Architect Marks Barfield was “hugely impressed” and Fairview New Homes thought it “an elegant source of renewable energy”. Our judges experienced similar sentiments when they saw the extraordinary vertical-axis design for Quietrevolution’s wind turbine. It has already won admirers across the globe with plans to use it in schemes from New York to Shanghai. The beautifully simple idea of flipping the traditional windmill design of wind turbines on its head has meant that the Q5, as it’s called, is perfectly suited for use in towns and city centres. It can also generate up to 10,000kWh a year no matter from what direction the wind is coming. It has quite simply, but quietly, blown the competition away.

Runners up

The greenhouse effect

Not satisfied with the capabilities offered by traditional glass and stone, The Greenhouse Effect has begun importing a product from Germany that it claims combines the best of both. Structuran Glass is certainly impressive. The product, which is made from recycled glass, has been used as wall cladding, kitchen worktops, sinks and even stairs.

HLM Architects

Unfairly or not, there always seems to be someone moaning about the PFI. However, in a move that is sure to delight chancellor Gordon Brown, here is an architect that has done something to solve the gripes. Like many of its peers, HLM was tried to deal with the problem of summer overheating caused by new insulation and energy targets in PFI projects. CoolWall is its solution and, if the tests are to be believed, it cuts the need for using air-conditioning.


In today’s world, time is money. But when it comes to sustainability, time can also be a tea break. According to environment consultancy Kotuku, its Cafe Van scheme has persuaded 310 builders in the south-east of England and across Wales to change the way they work on site to be more sustainable. It has done all of this by popping up at sites when workers are heading off for their tea breaks.

Lime Technology

Students across the country rejoice! Not only could you soon be living in halls of residence built from hemp, but Adnams Brewery is building its new distribution centre from the stuff. Wait, it gets better: a single house built using Lime Technology’s Hemcrete bricks will also reduce carbon emissions by 10 tonnes.

McBains Cooper

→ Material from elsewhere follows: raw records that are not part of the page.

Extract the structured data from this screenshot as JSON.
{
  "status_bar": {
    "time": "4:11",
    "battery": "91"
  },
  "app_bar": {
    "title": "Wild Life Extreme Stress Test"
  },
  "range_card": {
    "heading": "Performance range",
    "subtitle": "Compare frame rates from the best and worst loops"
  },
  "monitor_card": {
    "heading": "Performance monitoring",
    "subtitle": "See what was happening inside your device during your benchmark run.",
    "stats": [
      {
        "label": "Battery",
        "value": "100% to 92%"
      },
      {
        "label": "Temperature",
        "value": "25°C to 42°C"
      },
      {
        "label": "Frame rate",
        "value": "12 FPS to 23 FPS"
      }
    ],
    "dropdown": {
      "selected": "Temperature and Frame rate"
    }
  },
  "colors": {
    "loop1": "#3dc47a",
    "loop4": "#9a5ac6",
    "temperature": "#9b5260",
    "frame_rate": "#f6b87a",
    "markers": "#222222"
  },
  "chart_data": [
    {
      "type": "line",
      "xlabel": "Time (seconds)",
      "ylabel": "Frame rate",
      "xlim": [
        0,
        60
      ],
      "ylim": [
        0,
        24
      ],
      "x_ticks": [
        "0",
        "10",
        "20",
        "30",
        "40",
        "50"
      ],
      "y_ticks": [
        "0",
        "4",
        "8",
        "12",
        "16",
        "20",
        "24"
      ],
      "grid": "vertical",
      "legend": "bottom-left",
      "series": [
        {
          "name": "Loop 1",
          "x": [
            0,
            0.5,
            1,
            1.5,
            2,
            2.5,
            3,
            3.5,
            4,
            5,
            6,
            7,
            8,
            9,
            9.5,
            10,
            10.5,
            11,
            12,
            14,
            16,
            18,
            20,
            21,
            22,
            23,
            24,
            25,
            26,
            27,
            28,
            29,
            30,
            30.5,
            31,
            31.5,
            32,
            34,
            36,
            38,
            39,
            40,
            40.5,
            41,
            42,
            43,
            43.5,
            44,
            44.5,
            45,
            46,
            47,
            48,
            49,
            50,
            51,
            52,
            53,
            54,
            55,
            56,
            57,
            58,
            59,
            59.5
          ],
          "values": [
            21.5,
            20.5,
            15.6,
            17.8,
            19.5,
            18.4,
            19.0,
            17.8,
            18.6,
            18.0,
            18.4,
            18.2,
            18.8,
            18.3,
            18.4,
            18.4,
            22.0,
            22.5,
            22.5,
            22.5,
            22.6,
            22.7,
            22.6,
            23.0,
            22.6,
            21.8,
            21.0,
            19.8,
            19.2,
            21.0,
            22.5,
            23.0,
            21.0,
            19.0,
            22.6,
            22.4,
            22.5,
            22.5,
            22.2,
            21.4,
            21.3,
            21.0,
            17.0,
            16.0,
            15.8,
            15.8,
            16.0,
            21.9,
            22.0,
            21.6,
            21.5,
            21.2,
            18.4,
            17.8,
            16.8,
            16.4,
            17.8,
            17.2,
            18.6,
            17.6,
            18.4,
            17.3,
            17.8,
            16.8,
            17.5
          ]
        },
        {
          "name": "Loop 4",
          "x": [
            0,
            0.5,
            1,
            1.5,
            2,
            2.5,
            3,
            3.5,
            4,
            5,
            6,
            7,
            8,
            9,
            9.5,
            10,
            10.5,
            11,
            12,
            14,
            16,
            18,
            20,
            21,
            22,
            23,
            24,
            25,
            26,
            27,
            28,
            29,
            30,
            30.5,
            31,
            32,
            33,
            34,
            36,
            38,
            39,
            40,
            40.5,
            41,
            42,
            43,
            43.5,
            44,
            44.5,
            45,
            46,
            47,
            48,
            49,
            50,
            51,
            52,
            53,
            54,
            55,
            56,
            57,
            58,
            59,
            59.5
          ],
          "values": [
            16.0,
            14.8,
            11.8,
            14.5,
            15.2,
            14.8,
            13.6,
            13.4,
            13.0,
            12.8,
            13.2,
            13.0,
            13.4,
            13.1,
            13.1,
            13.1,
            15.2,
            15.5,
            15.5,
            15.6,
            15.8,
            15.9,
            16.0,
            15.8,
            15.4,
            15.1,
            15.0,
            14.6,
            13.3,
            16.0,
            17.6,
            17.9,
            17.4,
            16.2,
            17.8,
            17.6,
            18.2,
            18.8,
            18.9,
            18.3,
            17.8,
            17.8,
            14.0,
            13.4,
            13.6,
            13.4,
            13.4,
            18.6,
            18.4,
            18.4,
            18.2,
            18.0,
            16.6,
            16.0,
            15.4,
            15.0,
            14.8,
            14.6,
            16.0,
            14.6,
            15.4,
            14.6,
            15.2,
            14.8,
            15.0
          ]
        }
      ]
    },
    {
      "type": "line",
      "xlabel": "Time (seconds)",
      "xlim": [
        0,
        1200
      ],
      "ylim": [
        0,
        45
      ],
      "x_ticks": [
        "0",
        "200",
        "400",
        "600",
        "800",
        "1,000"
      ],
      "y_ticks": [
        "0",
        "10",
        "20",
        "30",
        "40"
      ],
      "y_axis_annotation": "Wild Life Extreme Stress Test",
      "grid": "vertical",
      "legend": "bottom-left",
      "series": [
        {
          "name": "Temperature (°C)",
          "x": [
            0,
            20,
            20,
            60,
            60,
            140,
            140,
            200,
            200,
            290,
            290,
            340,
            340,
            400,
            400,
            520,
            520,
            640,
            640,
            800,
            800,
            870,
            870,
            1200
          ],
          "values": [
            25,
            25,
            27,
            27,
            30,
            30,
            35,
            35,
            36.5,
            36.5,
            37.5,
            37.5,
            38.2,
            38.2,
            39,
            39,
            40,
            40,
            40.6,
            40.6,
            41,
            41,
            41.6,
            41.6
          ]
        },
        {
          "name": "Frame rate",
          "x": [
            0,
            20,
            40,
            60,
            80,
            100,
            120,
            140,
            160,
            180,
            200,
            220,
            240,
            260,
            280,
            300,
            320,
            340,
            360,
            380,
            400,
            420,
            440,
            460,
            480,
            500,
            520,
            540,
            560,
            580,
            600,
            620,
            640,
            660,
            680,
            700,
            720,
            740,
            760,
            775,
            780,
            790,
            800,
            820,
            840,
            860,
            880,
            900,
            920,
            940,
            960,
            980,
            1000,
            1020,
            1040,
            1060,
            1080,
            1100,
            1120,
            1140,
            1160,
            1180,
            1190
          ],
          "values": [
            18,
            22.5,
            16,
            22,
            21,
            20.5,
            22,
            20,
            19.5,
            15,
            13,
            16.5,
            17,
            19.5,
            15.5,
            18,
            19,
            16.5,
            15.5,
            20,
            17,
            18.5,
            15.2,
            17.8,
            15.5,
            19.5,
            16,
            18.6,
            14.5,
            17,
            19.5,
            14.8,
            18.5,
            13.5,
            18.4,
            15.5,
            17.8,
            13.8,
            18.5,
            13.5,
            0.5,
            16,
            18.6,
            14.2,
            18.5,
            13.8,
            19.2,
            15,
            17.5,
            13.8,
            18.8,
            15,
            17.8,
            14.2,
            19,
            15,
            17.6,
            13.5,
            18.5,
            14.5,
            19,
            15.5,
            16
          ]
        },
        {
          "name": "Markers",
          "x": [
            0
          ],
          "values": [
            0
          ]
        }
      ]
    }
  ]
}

Ever thought that all the IT system in your office was good for was heating up the cupboard where the server was? Then you may well be on the same wavelength as McBains Cooper. It has built a heating system that adds the 100kW of heat generated by its client’s IT system to a network of 150, 98m-deep boreholes that heat and cool the new office project. As a result the scheme has been rated “excellent” by BRE.